Return, from the lines below, each one that includes the word "result".

(Material for this task Opens)

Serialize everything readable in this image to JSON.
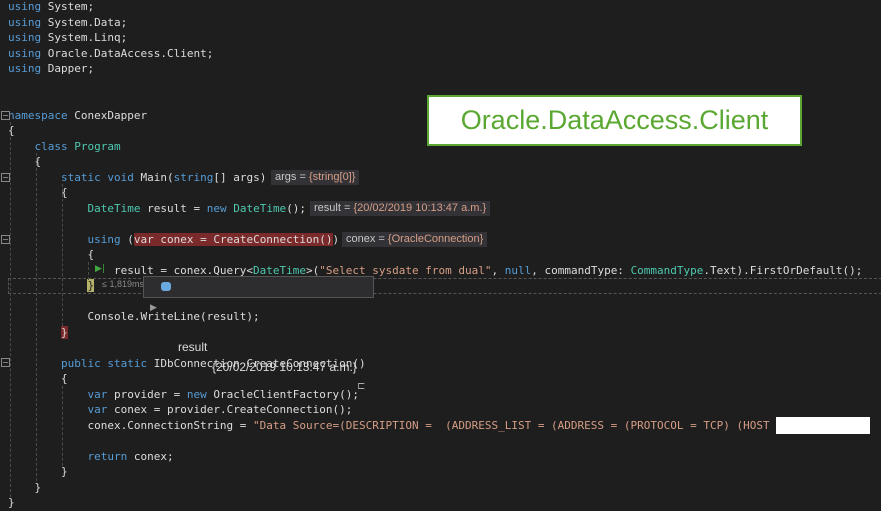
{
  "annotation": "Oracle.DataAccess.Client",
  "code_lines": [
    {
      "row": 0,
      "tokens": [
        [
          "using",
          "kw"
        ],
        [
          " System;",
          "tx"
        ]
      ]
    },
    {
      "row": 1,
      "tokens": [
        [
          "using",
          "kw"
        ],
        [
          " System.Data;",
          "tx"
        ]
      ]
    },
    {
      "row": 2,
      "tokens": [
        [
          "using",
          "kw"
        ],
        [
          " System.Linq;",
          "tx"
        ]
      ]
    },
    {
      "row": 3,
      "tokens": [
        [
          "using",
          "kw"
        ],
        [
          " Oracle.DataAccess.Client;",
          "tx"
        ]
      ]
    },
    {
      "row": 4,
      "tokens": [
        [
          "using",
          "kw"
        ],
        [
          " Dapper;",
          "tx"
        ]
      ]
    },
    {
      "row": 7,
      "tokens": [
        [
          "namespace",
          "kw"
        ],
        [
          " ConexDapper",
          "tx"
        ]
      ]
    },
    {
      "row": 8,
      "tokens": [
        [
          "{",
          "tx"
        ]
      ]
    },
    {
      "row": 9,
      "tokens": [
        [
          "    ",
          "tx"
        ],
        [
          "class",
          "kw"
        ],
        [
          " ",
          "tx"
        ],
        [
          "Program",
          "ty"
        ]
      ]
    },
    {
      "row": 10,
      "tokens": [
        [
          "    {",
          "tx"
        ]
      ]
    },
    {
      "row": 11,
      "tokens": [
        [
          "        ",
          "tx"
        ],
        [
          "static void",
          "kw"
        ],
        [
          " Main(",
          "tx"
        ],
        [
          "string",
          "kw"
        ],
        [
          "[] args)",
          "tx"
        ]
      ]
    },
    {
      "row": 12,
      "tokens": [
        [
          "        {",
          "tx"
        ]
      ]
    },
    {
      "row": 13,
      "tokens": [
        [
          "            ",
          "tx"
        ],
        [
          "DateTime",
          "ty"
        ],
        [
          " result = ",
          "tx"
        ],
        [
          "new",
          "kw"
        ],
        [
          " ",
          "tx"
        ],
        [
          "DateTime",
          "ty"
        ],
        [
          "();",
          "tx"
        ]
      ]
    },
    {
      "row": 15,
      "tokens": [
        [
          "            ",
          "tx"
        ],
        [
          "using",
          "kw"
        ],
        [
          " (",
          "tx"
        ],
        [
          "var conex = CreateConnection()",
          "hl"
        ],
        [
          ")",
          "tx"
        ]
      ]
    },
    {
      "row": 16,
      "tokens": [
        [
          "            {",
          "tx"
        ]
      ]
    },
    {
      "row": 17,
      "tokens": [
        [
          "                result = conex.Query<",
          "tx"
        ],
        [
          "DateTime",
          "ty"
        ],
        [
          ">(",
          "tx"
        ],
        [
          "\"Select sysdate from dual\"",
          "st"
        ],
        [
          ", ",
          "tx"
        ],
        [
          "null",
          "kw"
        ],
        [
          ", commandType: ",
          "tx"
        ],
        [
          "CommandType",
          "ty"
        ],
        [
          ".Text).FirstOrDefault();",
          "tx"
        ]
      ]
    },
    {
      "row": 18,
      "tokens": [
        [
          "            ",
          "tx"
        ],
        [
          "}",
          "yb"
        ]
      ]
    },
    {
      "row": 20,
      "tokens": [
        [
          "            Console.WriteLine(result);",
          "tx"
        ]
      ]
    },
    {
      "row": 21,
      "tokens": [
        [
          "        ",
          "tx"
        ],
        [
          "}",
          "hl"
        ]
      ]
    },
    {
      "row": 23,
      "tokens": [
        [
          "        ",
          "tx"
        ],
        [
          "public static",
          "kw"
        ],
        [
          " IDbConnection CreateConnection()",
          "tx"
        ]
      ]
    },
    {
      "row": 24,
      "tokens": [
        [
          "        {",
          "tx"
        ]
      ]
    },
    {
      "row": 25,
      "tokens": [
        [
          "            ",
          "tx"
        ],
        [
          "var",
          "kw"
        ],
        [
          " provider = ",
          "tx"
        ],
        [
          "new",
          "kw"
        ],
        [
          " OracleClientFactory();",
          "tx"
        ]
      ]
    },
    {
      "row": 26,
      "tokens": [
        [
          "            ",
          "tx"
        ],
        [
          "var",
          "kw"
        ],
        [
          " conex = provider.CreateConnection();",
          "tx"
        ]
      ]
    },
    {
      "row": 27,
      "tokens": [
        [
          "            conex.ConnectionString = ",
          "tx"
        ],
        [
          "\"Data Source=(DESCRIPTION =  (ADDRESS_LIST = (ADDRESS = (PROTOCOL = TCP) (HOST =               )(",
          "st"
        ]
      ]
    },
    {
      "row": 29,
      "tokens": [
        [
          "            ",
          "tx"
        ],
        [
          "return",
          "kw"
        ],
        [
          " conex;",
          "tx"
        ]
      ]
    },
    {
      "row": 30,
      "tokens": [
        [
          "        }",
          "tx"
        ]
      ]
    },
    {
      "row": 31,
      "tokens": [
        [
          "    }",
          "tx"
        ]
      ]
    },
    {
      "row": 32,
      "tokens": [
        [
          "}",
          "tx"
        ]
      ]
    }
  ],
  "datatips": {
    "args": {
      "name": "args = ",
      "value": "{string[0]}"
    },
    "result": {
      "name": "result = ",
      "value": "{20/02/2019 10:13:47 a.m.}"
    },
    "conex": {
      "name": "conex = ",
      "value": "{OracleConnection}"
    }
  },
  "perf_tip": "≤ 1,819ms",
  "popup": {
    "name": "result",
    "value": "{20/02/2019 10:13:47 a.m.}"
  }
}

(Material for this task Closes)
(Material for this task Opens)

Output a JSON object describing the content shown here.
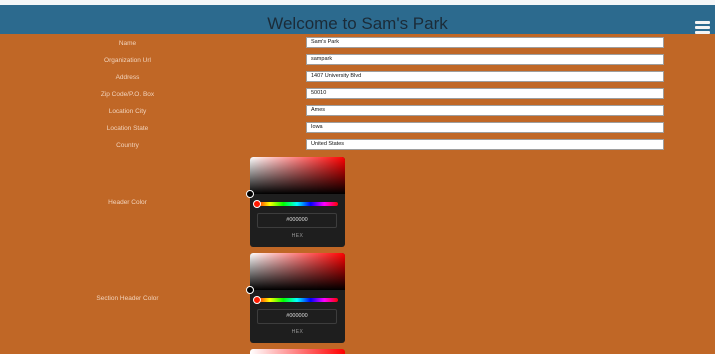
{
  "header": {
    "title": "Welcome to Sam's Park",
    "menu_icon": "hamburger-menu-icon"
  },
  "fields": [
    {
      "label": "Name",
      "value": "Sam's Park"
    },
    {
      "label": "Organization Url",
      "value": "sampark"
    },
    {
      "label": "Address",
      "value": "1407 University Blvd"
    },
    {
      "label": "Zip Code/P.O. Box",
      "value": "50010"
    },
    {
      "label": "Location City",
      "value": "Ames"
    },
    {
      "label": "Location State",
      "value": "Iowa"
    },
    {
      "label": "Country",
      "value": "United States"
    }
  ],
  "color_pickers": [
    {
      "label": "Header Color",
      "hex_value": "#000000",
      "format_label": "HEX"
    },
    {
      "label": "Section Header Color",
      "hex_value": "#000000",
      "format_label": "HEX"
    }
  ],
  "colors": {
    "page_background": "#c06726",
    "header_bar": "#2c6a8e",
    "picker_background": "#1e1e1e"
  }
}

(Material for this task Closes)

Exercise response:
          " result = ",
          "                result = conex.Query<",
          "            Console.WriteLine(result);",
    "result": {
      "name": "result = ",
    "name": "result",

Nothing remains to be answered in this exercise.